Problem to work on: Print every record exactly, omitting none.

Provided information:
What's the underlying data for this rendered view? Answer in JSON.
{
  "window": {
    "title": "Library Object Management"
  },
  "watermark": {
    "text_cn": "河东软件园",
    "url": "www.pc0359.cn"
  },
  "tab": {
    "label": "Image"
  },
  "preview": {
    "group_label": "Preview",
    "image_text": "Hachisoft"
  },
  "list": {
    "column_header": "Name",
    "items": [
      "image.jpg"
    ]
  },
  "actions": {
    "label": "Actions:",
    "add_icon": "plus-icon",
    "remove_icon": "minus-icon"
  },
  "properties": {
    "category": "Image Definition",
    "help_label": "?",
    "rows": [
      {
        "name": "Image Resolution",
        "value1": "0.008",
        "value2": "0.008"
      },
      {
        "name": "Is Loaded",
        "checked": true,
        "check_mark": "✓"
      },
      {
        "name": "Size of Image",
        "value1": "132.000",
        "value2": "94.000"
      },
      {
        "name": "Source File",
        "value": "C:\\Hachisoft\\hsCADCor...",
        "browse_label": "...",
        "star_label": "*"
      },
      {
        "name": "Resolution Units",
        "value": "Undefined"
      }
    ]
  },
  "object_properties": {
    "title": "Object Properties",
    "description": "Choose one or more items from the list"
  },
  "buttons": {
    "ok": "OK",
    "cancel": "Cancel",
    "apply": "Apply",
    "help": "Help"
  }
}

Task output:
What's the underlying data for this rendered view? Answer in JSON.
{
  "window": {
    "title": "Library Object Management"
  },
  "watermark": {
    "text_cn": "河东软件园",
    "url": "www.pc0359.cn"
  },
  "tab": {
    "label": "Image"
  },
  "preview": {
    "group_label": "Preview",
    "image_text": "Hachisoft"
  },
  "list": {
    "column_header": "Name",
    "items": [
      "image.jpg"
    ]
  },
  "actions": {
    "label": "Actions:",
    "add_icon": "plus-icon",
    "remove_icon": "minus-icon"
  },
  "properties": {
    "category": "Image Definition",
    "help_label": "?",
    "rows": [
      {
        "name": "Image Resolution",
        "value1": "0.008",
        "value2": "0.008"
      },
      {
        "name": "Is Loaded",
        "checked": true,
        "check_mark": "✓"
      },
      {
        "name": "Size of Image",
        "value1": "132.000",
        "value2": "94.000"
      },
      {
        "name": "Source File",
        "value": "C:\\Hachisoft\\hsCADCor...",
        "browse_label": "...",
        "star_label": "*"
      },
      {
        "name": "Resolution Units",
        "value": "Undefined"
      }
    ]
  },
  "object_properties": {
    "title": "Object Properties",
    "description": "Choose one or more items from the list"
  },
  "buttons": {
    "ok": "OK",
    "cancel": "Cancel",
    "apply": "Apply",
    "help": "Help"
  }
}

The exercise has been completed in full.